Keefer Cornet
 

Brua C. Keefer
C-Bb-A Cornet
Williamsport, PA
c.1920

The one Keefer cornet that I have been looking for over the years is one equipped with the special Keefer logo finger buttons. They came in either red or blue with the eagle logo and cornet. This one turned up and aside from the tarnished surface it actually looked pretty good.

Keefer Cornet

Keefer Cornet 2

Keefer Valve Buttons

Despite the tarnish, I could tell that this had gold plated highlights and a great engraving inside the bell. This came from a pawn shop that ended up selling it online but they left their old price tag on it which read $1,099! It seems no one knows what instruments are worth.
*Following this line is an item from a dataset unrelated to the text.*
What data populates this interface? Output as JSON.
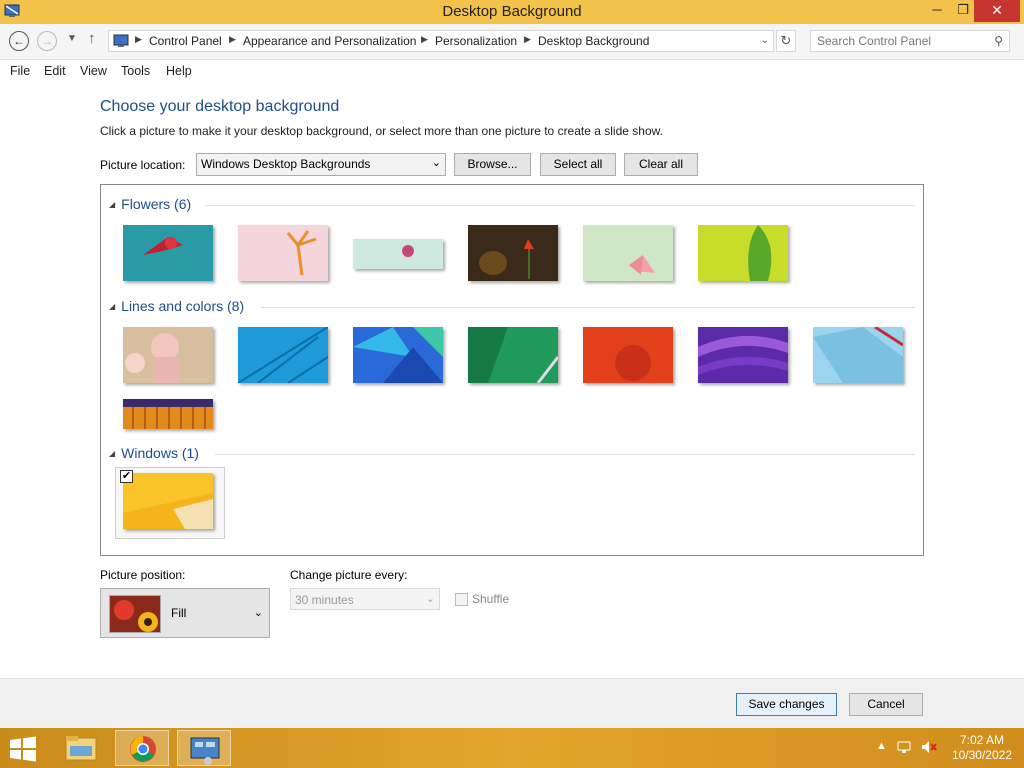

Here it is all apart and ready for polishing. The amazing part is that aside from one tiny ding and one spot of light scratches, this thing is in mint condition. The only problem was super stuck slides and Bb/A valve. After several days soaking in penetrating fluid, I finally got all but the second valve out.

Keefer Cornet restoration
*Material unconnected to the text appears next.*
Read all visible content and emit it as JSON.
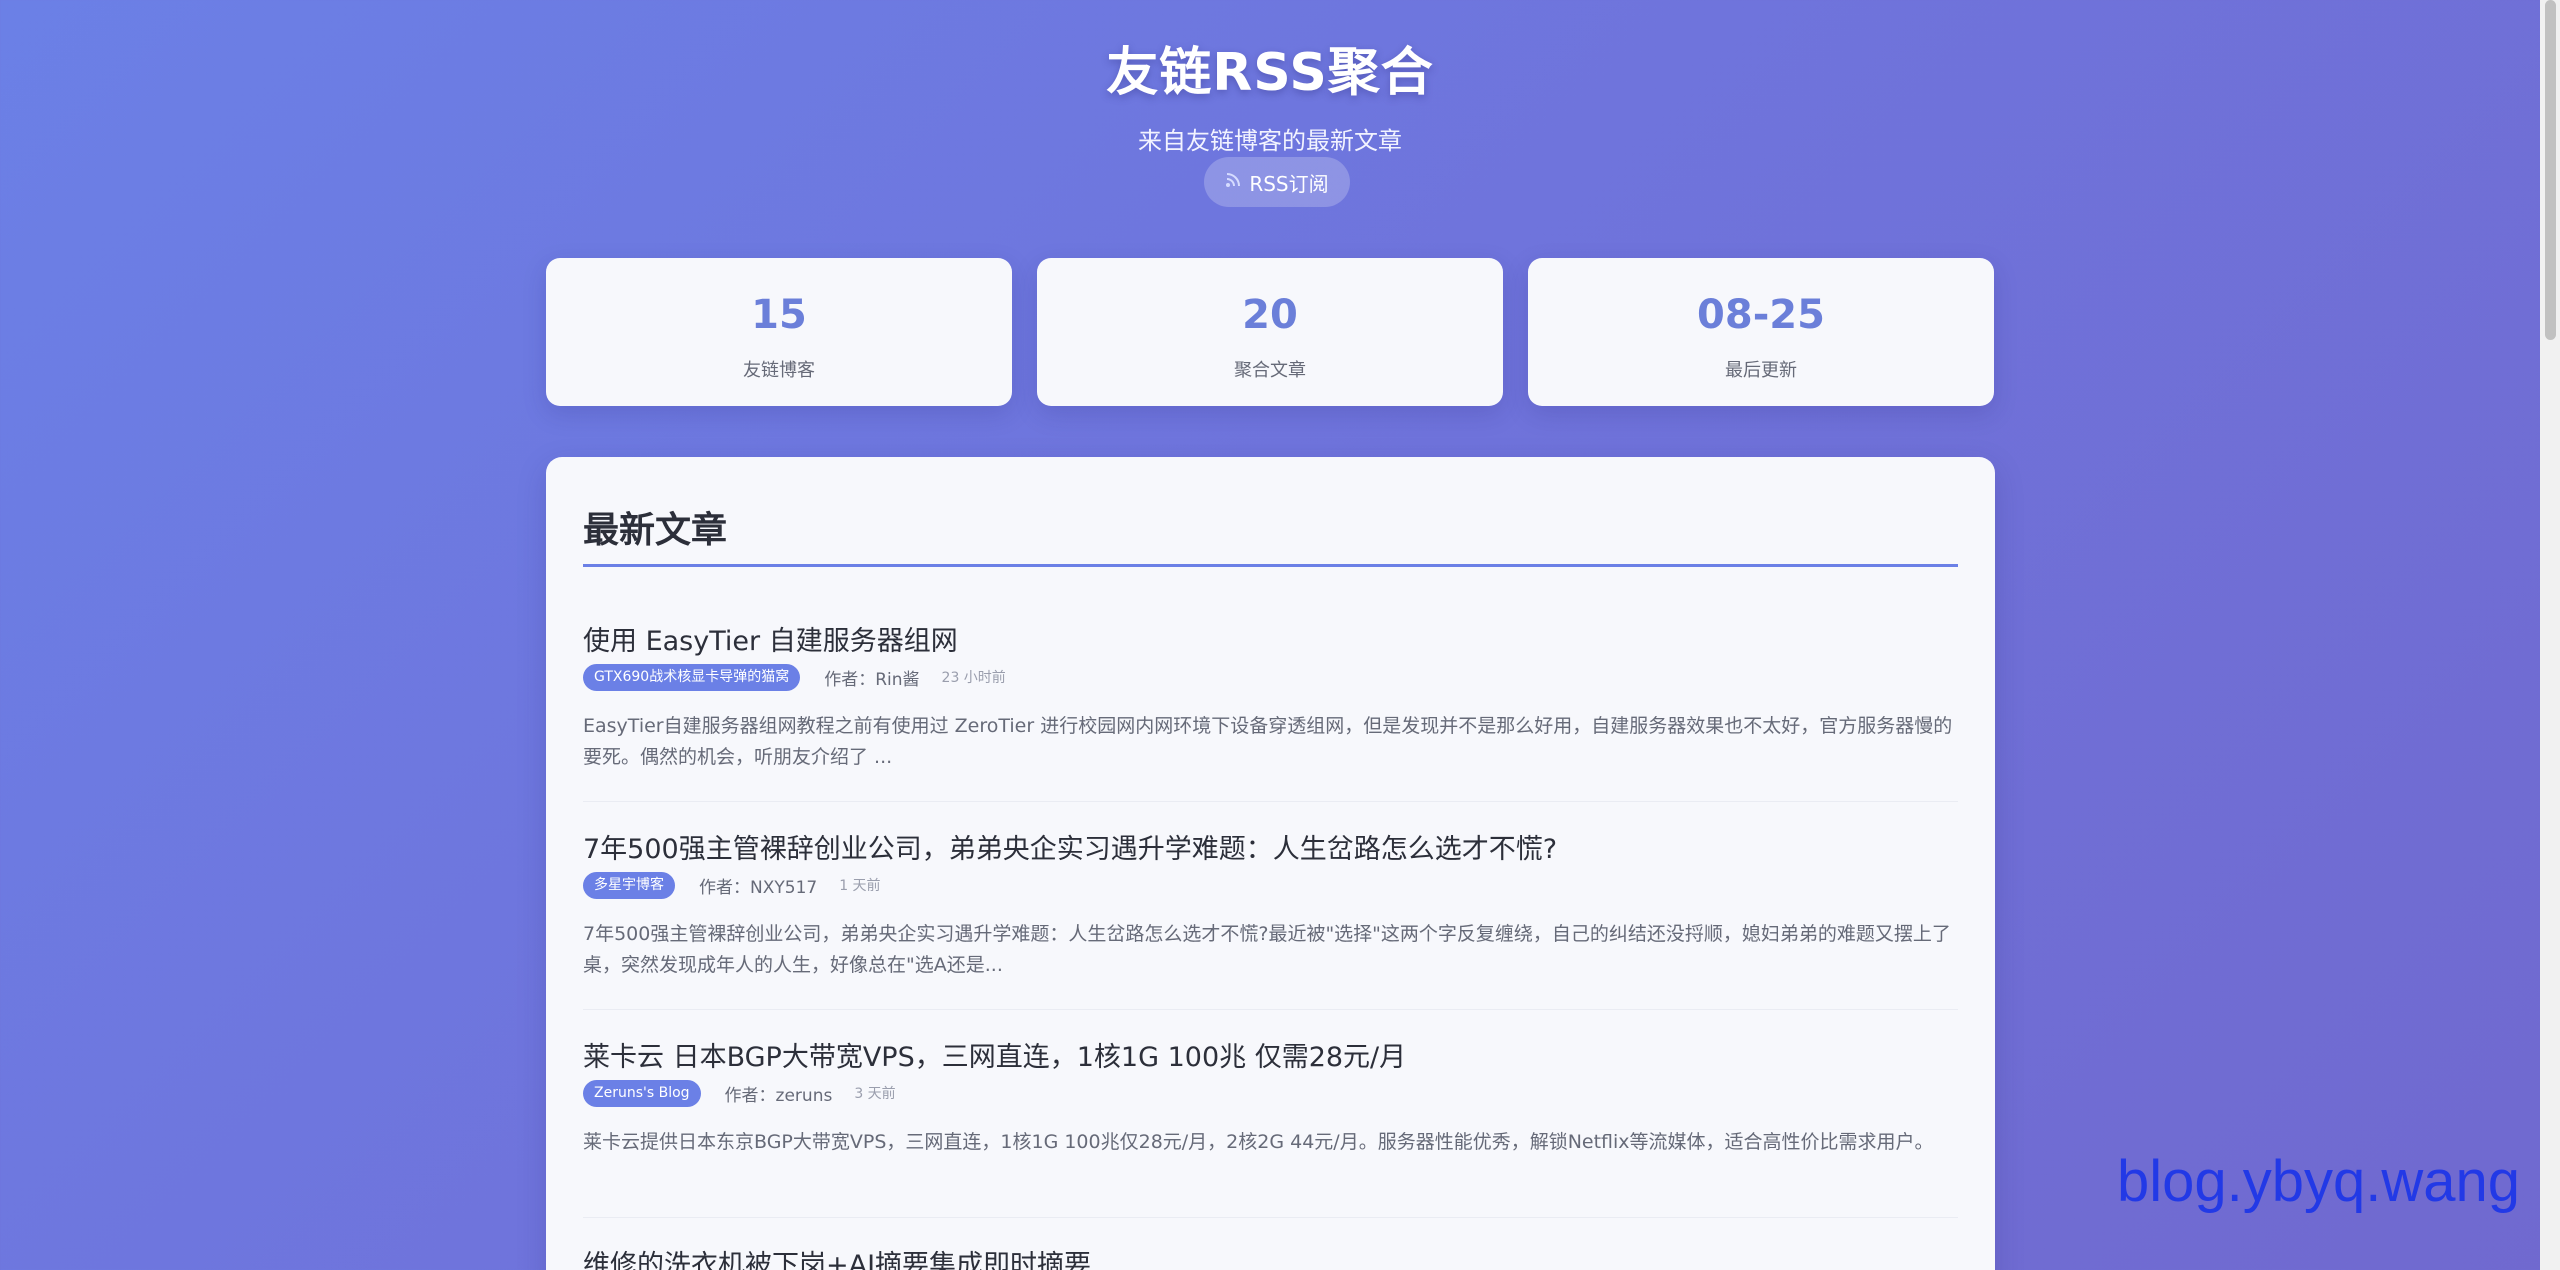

Here it is all finished and playing great again. Thankfully the valves are still pretty tight and the original Keefer mouthpiece sounds good. I tried this with a modern cornet mouthpiece and it sounded terrible so I will stick with the old one.

This is stamped with serial #9686, M for medium bore (it measures 0.464"), and HP for high pitch. It does play in low pitch with the long secondary slide so probably is designed for both and would have come with a shorter slide for high pitch. For low pitch Bb you have to pull the slides out a little to a marked line.

Keefer Grenadier Cornet 1

Keefer COrnet

Here is the 1922 catalog page for a similar cornet.

Keefer Catalog 1922

The quest then began for a matching case. A few months later I found a set of accessories for sale that included a mute, lyre, C tuning slide, and two slides for high pitch. I then did a quick search under the same seller and found the case also so bought everything. When I received them, I was happy to find that everything matched exactly. The seller was from Philadelphia and the cornet came from a suburb of that city so is it possible the cornet was reunited with its original case and parts? It seems likely.

The patent refers to the case design by Henry Distin.